A report her campaign submitted to the FEC on Tuesday specified that Boebert had made those four payments — two each of $2,000 and two each of $1,325 — to John Pacheco, and described them as rent and utilities “billed to [the] campaign via Venmo in error.” The report also noted that Boebert had reimbursed her campaign for those expenses, and that those reimbursements would be reported in the next FEC filing period.

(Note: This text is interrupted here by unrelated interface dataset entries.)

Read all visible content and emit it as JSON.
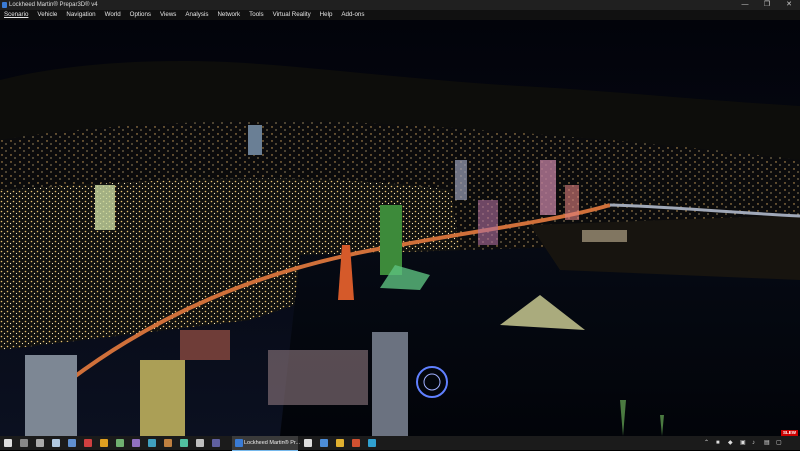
{
  "window": {
    "title": "Lockheed Martin® Prepar3D® v4",
    "minimize_glyph": "—",
    "maximize_glyph": "❐",
    "close_glyph": "✕"
  },
  "menu": {
    "items": [
      "Scenario",
      "Vehicle",
      "Navigation",
      "World",
      "Options",
      "Views",
      "Analysis",
      "Network",
      "Tools",
      "Virtual Reality",
      "Help",
      "Add-ons"
    ]
  },
  "scene": {
    "description_icon": "night-city-harbor-view"
  },
  "overlay": {
    "slew_label": "SLEW"
  },
  "taskbar": {
    "active_app_label": "Lockheed Martin® Pr...",
    "pinned_icons": [
      "windows-start-icon",
      "search-icon",
      "task-view-icon",
      "app-icon",
      "app-icon",
      "app-icon",
      "app-icon",
      "app-icon",
      "app-icon",
      "app-icon",
      "app-icon",
      "app-icon",
      "app-icon",
      "app-icon",
      "app-icon",
      "app-icon",
      "app-icon",
      "app-icon",
      "app-icon",
      "app-icon",
      "app-icon",
      "app-icon",
      "app-icon"
    ],
    "right_icons": [
      "app-icon",
      "app-icon",
      "app-icon",
      "app-icon",
      "app-icon",
      "app-icon",
      "app-icon"
    ]
  },
  "colors": {
    "titlebar": "#202020",
    "menubar": "#111111",
    "taskbar": "#1b1b1b",
    "accent": "#76b9ed",
    "slew": "#cc0000"
  }
}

In the report, Boebert’s campaign listed Pacheco’s address as 120 E. 3rd St. in Rifle, Colo. — the same address as Shooters Grill, a restaurant Boebert and her husband own, as well as a former marijuana dispensary next door that was converted into Boebert’s campaign office. However, no public records show Pacheco affiliated with that address. A deed shows Pacheco as the owner of a two-bedroom townhouse on Capitol Hill, and interior pictures from a Zillow listing for that townhouse show elements that match the background from recent interviews Boebert has given from home.

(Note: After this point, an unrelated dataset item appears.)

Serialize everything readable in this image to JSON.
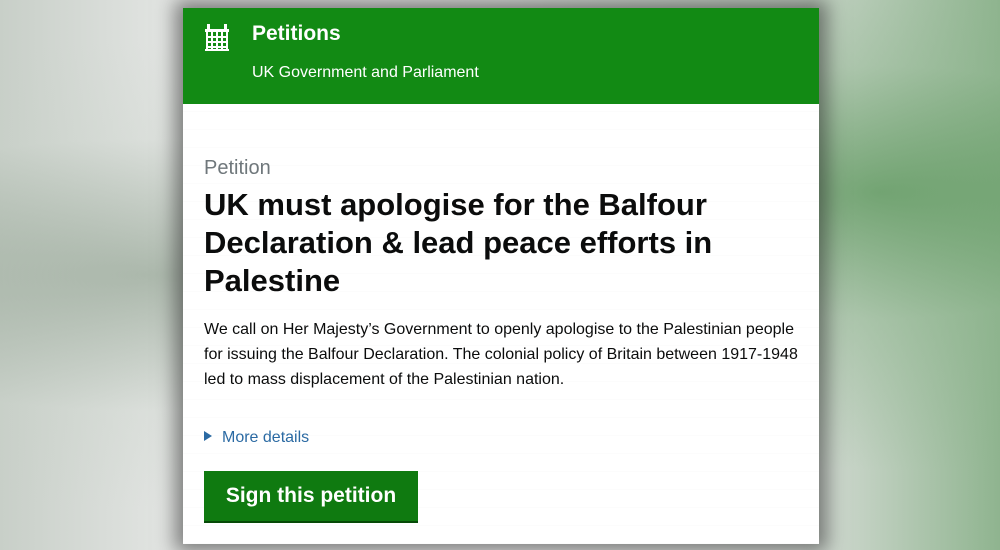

Reached by phone Thursday, Pacheco confirmed Boebert was his tenant in Washington but said he had “no idea” whether her rent money had been paid through her campaign or about anything regarding the amended FEC reports.
“I just collect the rent. I don’t know where the funds come from,” Pacheco told The Washington Post. He declined to comment further.
A representative for Boebert did not immediately respond to a request for comment Thursday or to questions seeking to clarify why her campaign had specified that her landlord’s address was the same as that of her restaurant and campaign office. Boebert spokesman Ben Stout told CNN that the funds “were reimbursed months ago when Rep. Boebert self-reported the error.”
An FEC spokeswoman said the agency could not comment on cases in connection with specific candidates and committees. In the agency’s Aug. 17 letter to Boebert’s campaign, the FEC said it could take further legal action if it was determined that Boebert had used campaign funds for personal use.
“However, prompt action to obtain reimbursements of the funds in question will be taken into consideration,” the FEC letter stated.
Boebert’s campaign finance reports have raised red flags in the past. Last year, Boebert’s campaign paid her $22,259 in mileage reimbursements, which the Denver Post calculated would have required Boebert drive 38,712 miles over a year "despite having no publicly advertised campaign events in March, April or July, and only one in May.”
At the time, Boebert’s campaign defended the exorbitant reimbursements, saying Boebert had “traveled to every nook and cranny of the district to speak with and hear from the people about their concerns.” She later claimed that wildfires in the state had forced her “to take the long way” to some events, the Colorado Times Recorder reported.
Boebert also failed to disclose until August that her husband had made nearly $1 million from consulting for an energy firm in the past two years. Previously she had indicated her income had come from Shooters Grill, and only identified her husband’s income source as “N/A” on candidate filing forms.